Seattle's Interbay Golf Center is a good example of a city dump that's been covered up to create a thriving recreational business. Richard Hagar says he remembers loading up his family's truck with grass clippings and garbage and driving to Interbay and dumping it there.

Hagar says there are also residential areas in and around Seattle that are built on top of former dumps, including neighborhoods along Interstate 5 and the western slope of Capitol Hill.

So Maynard wants to know, why is it necessarily a bad thing to be living on top of a land fill? So what if your home sits on top of buried milk cartons and beer bottles? Hagar says, if you're lucky, nothing happens but that's not always the case.

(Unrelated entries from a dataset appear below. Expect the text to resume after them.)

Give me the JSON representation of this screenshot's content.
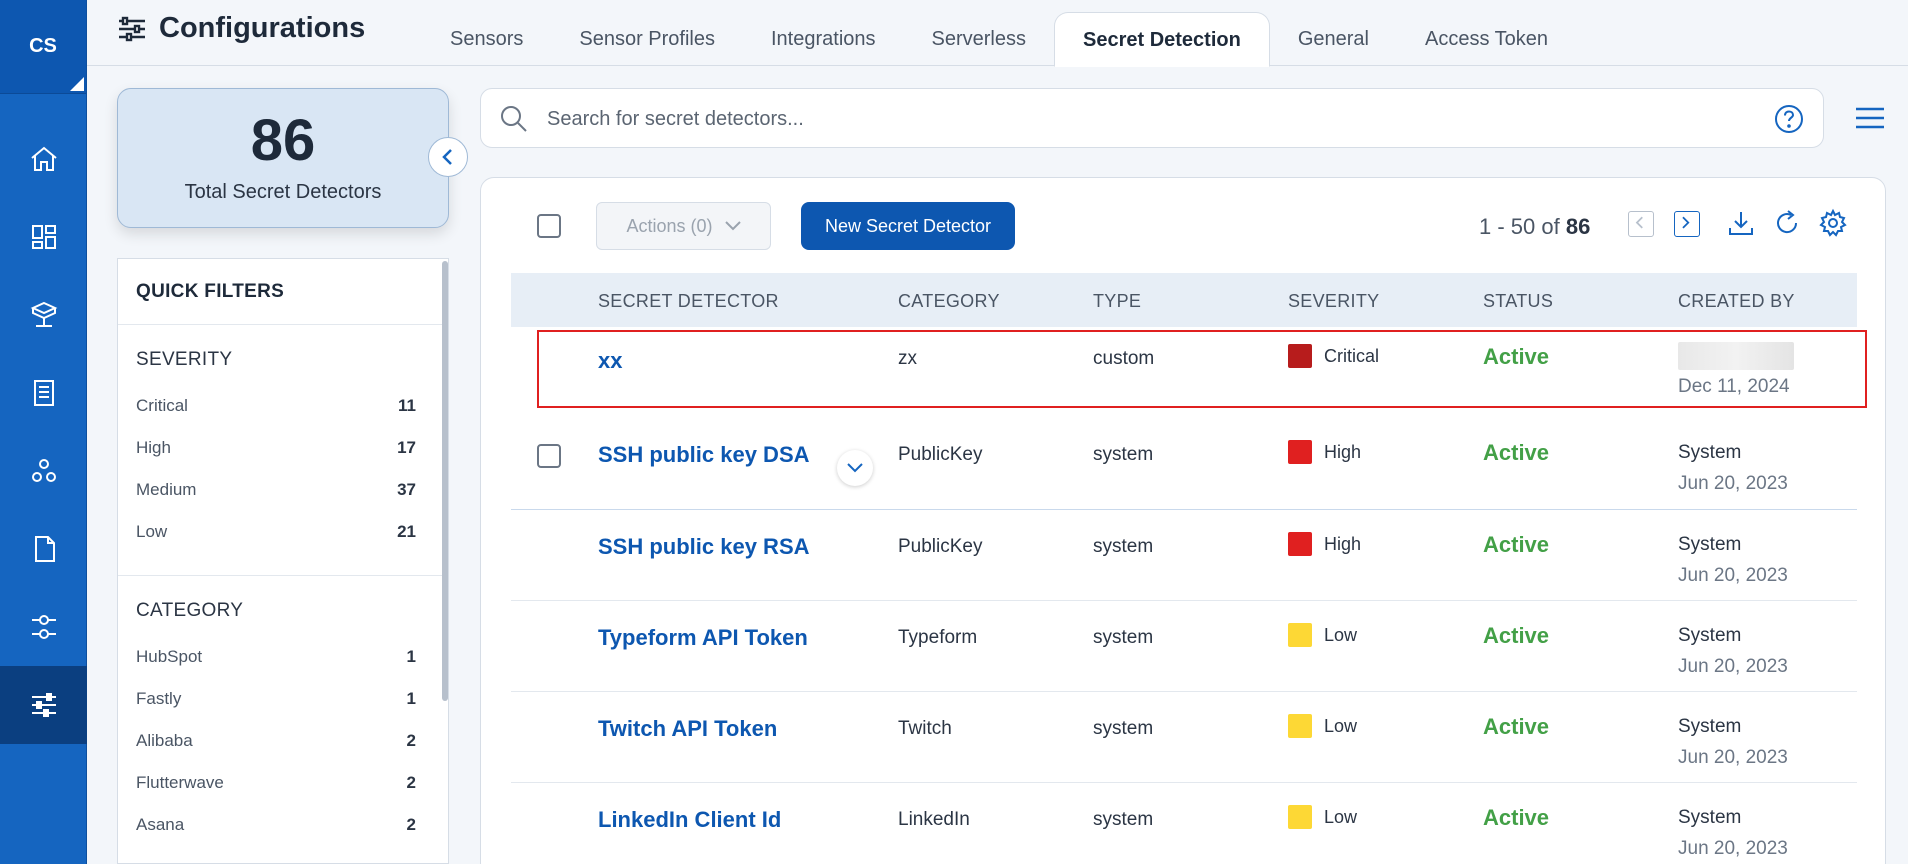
{
  "app": {
    "initials": "CS"
  },
  "header": {
    "title": "Configurations",
    "tabs": [
      {
        "label": "Sensors",
        "active": false
      },
      {
        "label": "Sensor Profiles",
        "active": false
      },
      {
        "label": "Integrations",
        "active": false
      },
      {
        "label": "Serverless",
        "active": false
      },
      {
        "label": "Secret Detection",
        "active": true
      },
      {
        "label": "General",
        "active": false
      },
      {
        "label": "Access Token",
        "active": false
      }
    ]
  },
  "summary": {
    "count": "86",
    "label": "Total Secret Detectors"
  },
  "quick_filters": {
    "title": "QUICK FILTERS",
    "severity": {
      "title": "SEVERITY",
      "items": [
        {
          "label": "Critical",
          "count": "11"
        },
        {
          "label": "High",
          "count": "17"
        },
        {
          "label": "Medium",
          "count": "37"
        },
        {
          "label": "Low",
          "count": "21"
        }
      ]
    },
    "category": {
      "title": "CATEGORY",
      "items": [
        {
          "label": "HubSpot",
          "count": "1"
        },
        {
          "label": "Fastly",
          "count": "1"
        },
        {
          "label": "Alibaba",
          "count": "2"
        },
        {
          "label": "Flutterwave",
          "count": "2"
        },
        {
          "label": "Asana",
          "count": "2"
        }
      ]
    }
  },
  "search": {
    "placeholder": "Search for secret detectors...",
    "value": ""
  },
  "toolbar": {
    "actions_label": "Actions (0)",
    "new_label": "New Secret Detector",
    "paging_range": "1 - 50 of",
    "paging_total": "86"
  },
  "table": {
    "columns": [
      "SECRET DETECTOR",
      "CATEGORY",
      "TYPE",
      "SEVERITY",
      "STATUS",
      "CREATED BY"
    ],
    "rows": [
      {
        "name": "xx",
        "category": "zx",
        "type": "custom",
        "severity": "Critical",
        "severity_color": "#b71c1c",
        "status": "Active",
        "created_by": "",
        "created_date": "Dec 11, 2024"
      },
      {
        "name": "SSH public key DSA",
        "category": "PublicKey",
        "type": "system",
        "severity": "High",
        "severity_color": "#e02020",
        "status": "Active",
        "created_by": "System",
        "created_date": "Jun 20, 2023"
      },
      {
        "name": "SSH public key RSA",
        "category": "PublicKey",
        "type": "system",
        "severity": "High",
        "severity_color": "#e02020",
        "status": "Active",
        "created_by": "System",
        "created_date": "Jun 20, 2023"
      },
      {
        "name": "Typeform API Token",
        "category": "Typeform",
        "type": "system",
        "severity": "Low",
        "severity_color": "#fdd835",
        "status": "Active",
        "created_by": "System",
        "created_date": "Jun 20, 2023"
      },
      {
        "name": "Twitch API Token",
        "category": "Twitch",
        "type": "system",
        "severity": "Low",
        "severity_color": "#fdd835",
        "status": "Active",
        "created_by": "System",
        "created_date": "Jun 20, 2023"
      },
      {
        "name": "LinkedIn Client Id",
        "category": "LinkedIn",
        "type": "system",
        "severity": "Low",
        "severity_color": "#fdd835",
        "status": "Active",
        "created_by": "System",
        "created_date": "Jun 20, 2023"
      }
    ]
  },
  "colors": {
    "brand": "#1565c0",
    "status_active": "#43a047",
    "highlight": "#e02020"
  }
}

"The garbage could be 100-200 feet thick with garbage with just a little clay layer over the top. It could be fairly organic and already dissolved out but people also throw away car batteries and paint solvents and those things can burp gas."

Municipal laws here now require full disclosure of former dump sites but for residential homes built before the 1960's that wasn't the case.

Hagar says if you're interested in buying a home, it's important to look up the history of the lot it sits on. And maybe it's not a bad idea to find out about that park close to the home of your dreams. Your real estate agent can also do some research for you. There are a number of sites online with useful information along these lines including a King County site that lists out closed solid waste facilities and a city parks blog that looks at how dumps get converted into parks.

John Maynard started working in radio in the seventies as a DJ at Seattle’s KJR AM which at the time was the dominant AM station in the Seattle market. After a brief stint as a restaurateur and night club owner, Maynard returned to radio with Robin Erickson, creating the hugely popular “Robin and Maynard Show.” In the more than 20 years under that marquee, Maynard flew with the Blue Angels, piloted the Goodyear Blimp, sang with Donny Osmond and hung out in a Universal Studios bar with Kojak (Telly Savalas).
Richard Hagar's real estate career spans more than 30 years. He currently serves as a real estate investor, real estate agent, appraiser, and an SRA with the Appraisal Institute.